Exercise description —
The reply must reproduce each line below exactly.

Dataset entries

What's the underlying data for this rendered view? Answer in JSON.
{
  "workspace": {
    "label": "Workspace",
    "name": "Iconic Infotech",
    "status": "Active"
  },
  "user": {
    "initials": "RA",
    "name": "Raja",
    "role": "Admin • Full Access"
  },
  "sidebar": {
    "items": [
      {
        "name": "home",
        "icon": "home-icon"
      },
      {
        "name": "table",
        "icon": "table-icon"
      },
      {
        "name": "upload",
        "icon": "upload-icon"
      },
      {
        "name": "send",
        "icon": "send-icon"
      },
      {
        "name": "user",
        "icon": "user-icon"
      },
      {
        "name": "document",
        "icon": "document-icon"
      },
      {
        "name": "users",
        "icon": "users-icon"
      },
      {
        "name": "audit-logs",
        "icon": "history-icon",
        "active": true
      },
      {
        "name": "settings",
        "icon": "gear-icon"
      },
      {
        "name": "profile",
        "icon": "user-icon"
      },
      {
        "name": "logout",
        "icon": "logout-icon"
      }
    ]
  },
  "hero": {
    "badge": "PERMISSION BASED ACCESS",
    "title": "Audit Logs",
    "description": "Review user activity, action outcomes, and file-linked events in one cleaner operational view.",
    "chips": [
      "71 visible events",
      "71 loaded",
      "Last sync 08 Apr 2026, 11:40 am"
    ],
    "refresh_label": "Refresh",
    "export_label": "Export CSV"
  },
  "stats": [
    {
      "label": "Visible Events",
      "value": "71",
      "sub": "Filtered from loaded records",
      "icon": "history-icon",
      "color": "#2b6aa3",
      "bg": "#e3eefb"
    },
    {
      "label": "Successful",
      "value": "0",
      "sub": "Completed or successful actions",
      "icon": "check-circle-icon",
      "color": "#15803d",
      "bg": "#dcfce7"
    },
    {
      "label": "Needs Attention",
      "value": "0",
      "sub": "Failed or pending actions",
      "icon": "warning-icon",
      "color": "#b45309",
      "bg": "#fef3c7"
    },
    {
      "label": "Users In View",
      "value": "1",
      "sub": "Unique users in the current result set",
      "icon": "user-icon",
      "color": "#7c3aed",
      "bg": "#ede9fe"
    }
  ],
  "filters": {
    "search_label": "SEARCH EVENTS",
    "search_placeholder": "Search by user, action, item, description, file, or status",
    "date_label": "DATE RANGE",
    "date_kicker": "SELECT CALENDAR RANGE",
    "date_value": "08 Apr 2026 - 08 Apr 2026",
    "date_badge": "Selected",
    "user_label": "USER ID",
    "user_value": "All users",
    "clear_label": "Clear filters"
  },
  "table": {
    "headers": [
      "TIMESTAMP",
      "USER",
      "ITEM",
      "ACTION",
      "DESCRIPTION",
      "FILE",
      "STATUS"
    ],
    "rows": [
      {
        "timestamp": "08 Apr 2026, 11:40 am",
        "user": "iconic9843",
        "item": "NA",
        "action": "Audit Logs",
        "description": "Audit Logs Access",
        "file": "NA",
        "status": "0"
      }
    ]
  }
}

Task solution —
What's the underlying data for this rendered view? Answer in JSON.
{
  "workspace": {
    "label": "Workspace",
    "name": "Iconic Infotech",
    "status": "Active"
  },
  "user": {
    "initials": "RA",
    "name": "Raja",
    "role": "Admin • Full Access"
  },
  "sidebar": {
    "items": [
      {
        "name": "home",
        "icon": "home-icon"
      },
      {
        "name": "table",
        "icon": "table-icon"
      },
      {
        "name": "upload",
        "icon": "upload-icon"
      },
      {
        "name": "send",
        "icon": "send-icon"
      },
      {
        "name": "user",
        "icon": "user-icon"
      },
      {
        "name": "document",
        "icon": "document-icon"
      },
      {
        "name": "users",
        "icon": "users-icon"
      },
      {
        "name": "audit-logs",
        "icon": "history-icon",
        "active": true
      },
      {
        "name": "settings",
        "icon": "gear-icon"
      },
      {
        "name": "profile",
        "icon": "user-icon"
      },
      {
        "name": "logout",
        "icon": "logout-icon"
      }
    ]
  },
  "hero": {
    "badge": "PERMISSION BASED ACCESS",
    "title": "Audit Logs",
    "description": "Review user activity, action outcomes, and file-linked events in one cleaner operational view.",
    "chips": [
      "71 visible events",
      "71 loaded",
      "Last sync 08 Apr 2026, 11:40 am"
    ],
    "refresh_label": "Refresh",
    "export_label": "Export CSV"
  },
  "stats": [
    {
      "label": "Visible Events",
      "value": "71",
      "sub": "Filtered from loaded records",
      "icon": "history-icon",
      "color": "#2b6aa3",
      "bg": "#e3eefb"
    },
    {
      "label": "Successful",
      "value": "0",
      "sub": "Completed or successful actions",
      "icon": "check-circle-icon",
      "color": "#15803d",
      "bg": "#dcfce7"
    },
    {
      "label": "Needs Attention",
      "value": "0",
      "sub": "Failed or pending actions",
      "icon": "warning-icon",
      "color": "#b45309",
      "bg": "#fef3c7"
    },
    {
      "label": "Users In View",
      "value": "1",
      "sub": "Unique users in the current result set",
      "icon": "user-icon",
      "color": "#7c3aed",
      "bg": "#ede9fe"
    }
  ],
  "filters": {
    "search_label": "SEARCH EVENTS",
    "search_placeholder": "Search by user, action, item, description, file, or status",
    "date_label": "DATE RANGE",
    "date_kicker": "SELECT CALENDAR RANGE",
    "date_value": "08 Apr 2026 - 08 Apr 2026",
    "date_badge": "Selected",
    "user_label": "USER ID",
    "user_value": "All users",
    "clear_label": "Clear filters"
  },
  "table": {
    "headers": [
      "TIMESTAMP",
      "USER",
      "ITEM",
      "ACTION",
      "DESCRIPTION",
      "FILE",
      "STATUS"
    ],
    "rows": [
      {
        "timestamp": "08 Apr 2026, 11:40 am",
        "user": "iconic9843",
        "item": "NA",
        "action": "Audit Logs",
        "description": "Audit Logs Access",
        "file": "NA",
        "status": "0"
      }
    ]
  }
}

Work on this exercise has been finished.